▶ [About this exercise] Within the data below, find the string "photo" and return each line where it occurs.

▶ [Records provided]
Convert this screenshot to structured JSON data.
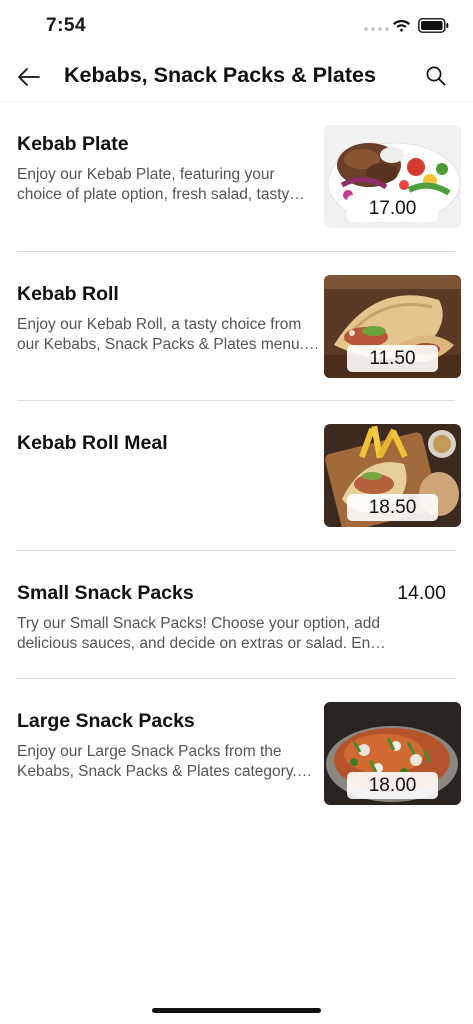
{
  "status_bar": {
    "time": "7:54"
  },
  "header": {
    "title": "Kebabs, Snack Packs & Plates"
  },
  "items": [
    {
      "name": "Kebab Plate",
      "desc_line1": "Enjoy our Kebab Plate, featuring your",
      "desc_line2": "choice of plate option, fresh salad, tasty…",
      "price": "17.00",
      "image": "kebab-plate-photo"
    },
    {
      "name": "Kebab Roll",
      "desc_line1": "Enjoy our Kebab Roll, a tasty choice from",
      "desc_line2": "our Kebabs, Snack Packs & Plates menu.…",
      "price": "11.50",
      "image": "kebab-roll-photo"
    },
    {
      "name": "Kebab Roll Meal",
      "desc_line1": "",
      "desc_line2": "",
      "price": "18.50",
      "image": "kebab-roll-meal-photo"
    },
    {
      "name": "Small Snack Packs",
      "desc_line1": "Try our Small Snack Packs! Choose your option, add",
      "desc_line2": "delicious sauces, and decide on extras or salad. En…",
      "price": "14.00",
      "image": ""
    },
    {
      "name": "Large Snack Packs",
      "desc_line1": "Enjoy our Large Snack Packs from the",
      "desc_line2": "Kebabs, Snack Packs & Plates category.…",
      "price": "18.00",
      "image": "large-snack-packs-photo"
    }
  ],
  "icons": {
    "back": "arrow-left-icon",
    "search": "search-icon",
    "wifi": "wifi-icon",
    "battery": "battery-icon"
  }
}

▶ [Your solution]
      "image": "kebab-plate-photo"
      "image": "kebab-roll-photo"
      "image": "kebab-roll-meal-photo"
      "image": "large-snack-packs-photo"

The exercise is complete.